The possible deal with the DUP represents a challenge and a possible risk to the Good Friday Peace Agreement of 1998, and Northern Irish Sinn Féin leader Gerry Adams warned on 15 June that an agreement with the DUP was a breach of the agreement and would jeopardise the peace. A similar concern has been expressed by Scottish first minister Nicola Sturgeon, who referred to “deep-seated concerns” over the possible deal with the DUP and the impact of any such deal on the future of peace in Northern Ireland. However, the most stark warning came from within the Conservative camp itself, as former prime minister John Major warned that the Conservative-DUP agreement would threaten the hard-earned peace in Northern Ireland.

May might be able to save the Tories their majority even with the loss of seats in the last elections. However, in this process she may open a Pandora’s Box of problems as a result of being perceived as meddling in Northern Ireland in favour of the Unionists who will now be an ally of the Conservatives in the UK parliament. This will remove the impartiality of May’s government on volatile Northern Irish issues. That is one Pandora’s Box that May cannot afford to open, as it might place the UK under the threat of revived violence in Northern Ireland.

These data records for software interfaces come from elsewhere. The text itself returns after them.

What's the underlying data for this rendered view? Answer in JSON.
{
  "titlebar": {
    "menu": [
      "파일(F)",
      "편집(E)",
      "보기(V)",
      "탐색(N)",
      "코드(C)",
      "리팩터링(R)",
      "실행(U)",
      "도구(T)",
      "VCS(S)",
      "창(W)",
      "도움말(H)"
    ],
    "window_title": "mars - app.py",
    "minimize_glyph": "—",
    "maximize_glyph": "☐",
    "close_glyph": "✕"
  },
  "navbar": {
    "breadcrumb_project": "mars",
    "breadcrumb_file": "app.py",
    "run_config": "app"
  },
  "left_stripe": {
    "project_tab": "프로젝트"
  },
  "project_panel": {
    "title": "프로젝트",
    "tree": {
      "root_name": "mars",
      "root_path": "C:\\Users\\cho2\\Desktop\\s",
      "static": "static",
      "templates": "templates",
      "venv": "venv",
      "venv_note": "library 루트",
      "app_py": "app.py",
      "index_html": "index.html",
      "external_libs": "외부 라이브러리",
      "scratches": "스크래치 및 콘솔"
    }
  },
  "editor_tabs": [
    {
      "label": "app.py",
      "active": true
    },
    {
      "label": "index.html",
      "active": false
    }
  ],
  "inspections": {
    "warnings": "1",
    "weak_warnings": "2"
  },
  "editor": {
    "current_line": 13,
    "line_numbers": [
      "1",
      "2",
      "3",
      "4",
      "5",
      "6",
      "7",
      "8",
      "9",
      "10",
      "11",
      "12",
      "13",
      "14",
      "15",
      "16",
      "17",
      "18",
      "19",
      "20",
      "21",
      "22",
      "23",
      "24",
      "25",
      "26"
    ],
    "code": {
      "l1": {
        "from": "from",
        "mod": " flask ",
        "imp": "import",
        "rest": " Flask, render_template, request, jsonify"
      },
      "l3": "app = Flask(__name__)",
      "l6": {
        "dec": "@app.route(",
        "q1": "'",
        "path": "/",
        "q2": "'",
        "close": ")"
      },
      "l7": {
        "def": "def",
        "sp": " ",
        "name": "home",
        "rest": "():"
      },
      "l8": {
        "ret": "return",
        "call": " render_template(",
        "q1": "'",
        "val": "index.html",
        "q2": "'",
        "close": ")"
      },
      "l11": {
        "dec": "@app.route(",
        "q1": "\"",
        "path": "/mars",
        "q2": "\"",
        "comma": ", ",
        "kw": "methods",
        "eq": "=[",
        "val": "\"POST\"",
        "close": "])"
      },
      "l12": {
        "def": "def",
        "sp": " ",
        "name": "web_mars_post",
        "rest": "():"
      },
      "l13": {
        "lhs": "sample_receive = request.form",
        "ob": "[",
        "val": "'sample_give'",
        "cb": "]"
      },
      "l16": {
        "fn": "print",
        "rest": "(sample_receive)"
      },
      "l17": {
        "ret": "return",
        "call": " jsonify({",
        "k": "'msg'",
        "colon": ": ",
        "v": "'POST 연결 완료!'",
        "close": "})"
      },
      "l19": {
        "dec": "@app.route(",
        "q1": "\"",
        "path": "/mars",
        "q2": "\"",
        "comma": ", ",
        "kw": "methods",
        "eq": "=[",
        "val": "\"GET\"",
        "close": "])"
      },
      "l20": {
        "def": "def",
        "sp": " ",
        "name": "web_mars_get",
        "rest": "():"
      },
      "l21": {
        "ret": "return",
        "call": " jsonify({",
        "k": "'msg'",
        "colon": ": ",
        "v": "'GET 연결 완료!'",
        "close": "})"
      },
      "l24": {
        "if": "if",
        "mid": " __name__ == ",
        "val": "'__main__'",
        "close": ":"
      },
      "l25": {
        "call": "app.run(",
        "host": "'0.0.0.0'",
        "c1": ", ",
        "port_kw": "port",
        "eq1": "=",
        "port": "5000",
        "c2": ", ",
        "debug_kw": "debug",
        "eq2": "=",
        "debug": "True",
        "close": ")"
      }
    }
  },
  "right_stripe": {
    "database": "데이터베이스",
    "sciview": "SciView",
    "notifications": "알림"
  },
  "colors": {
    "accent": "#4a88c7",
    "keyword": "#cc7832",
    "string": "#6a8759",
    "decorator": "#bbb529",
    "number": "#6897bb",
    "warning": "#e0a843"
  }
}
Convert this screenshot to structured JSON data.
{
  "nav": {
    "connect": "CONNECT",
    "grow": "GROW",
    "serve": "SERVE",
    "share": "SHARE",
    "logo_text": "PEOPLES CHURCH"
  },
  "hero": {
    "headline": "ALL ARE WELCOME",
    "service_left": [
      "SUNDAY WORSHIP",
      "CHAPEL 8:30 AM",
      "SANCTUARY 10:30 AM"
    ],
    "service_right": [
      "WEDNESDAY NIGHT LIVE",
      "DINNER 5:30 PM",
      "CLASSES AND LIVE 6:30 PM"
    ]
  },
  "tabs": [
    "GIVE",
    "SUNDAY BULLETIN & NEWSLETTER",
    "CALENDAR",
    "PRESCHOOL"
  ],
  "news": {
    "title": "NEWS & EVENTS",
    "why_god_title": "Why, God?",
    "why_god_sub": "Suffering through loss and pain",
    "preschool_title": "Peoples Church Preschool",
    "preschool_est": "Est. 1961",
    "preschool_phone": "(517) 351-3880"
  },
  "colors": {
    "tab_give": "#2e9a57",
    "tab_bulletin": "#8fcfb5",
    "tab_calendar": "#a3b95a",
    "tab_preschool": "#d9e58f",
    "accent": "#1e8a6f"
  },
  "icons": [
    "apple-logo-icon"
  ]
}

The British nation is moving between right-wing policies and far-left ones, rendering the political spectrum unpredictable. Undoubtedly, there are a lot of British voters who now regret voting for exiting the EU despite its shortcomings. That regret stems from the hefty costs that the nation will have to bear as a result of the unforeseen expenses and complications that the exit will entail.

The British public is still struggling to find a pathway to the future as the majority seems dismayed by both left- and right-wing policies and has been seeing no improvement in the overall standard of living. Brexit has not thus far boosted the economy, ended illegal immigration, or stemmed terrorism activities. Moreover, many jobs may now be lost as a result of the Brexit and the loss of European funding for facilities provided to Britain as a member of the EU.

With Article 50 triggered, signalling the beginning of the two-year process for the UK to exit the EU, the world’s oldest democracy is now at a crossroads in terms of redefining its economy, politics and social policies in the light of the Brexit reality that will sever its 44-year membership of the EU. The next two years will witness Britain sailing into uncharted waters, at least until British citizens accustom themselves to the post-EU era which will have its own set of challenges on all levels.

However, things may not be all doom and gloom as some have predicted. After all, Britain has all the necessary tools for survival, including a strong economy, a powerful currency, an industrious population and a large cultural output. If these tools were to be used skilfully by the British nation, it would pass the post-Brexit period with flying colours.

But such challenges will still require a calibre of leadership that Britain has not seen since the resignation of former prime minister Margaret Thatcher in 1990. Thus far, May has yet to prove herself worthy of Thatcher’s seat.

Original Post in Al Ahram Weekly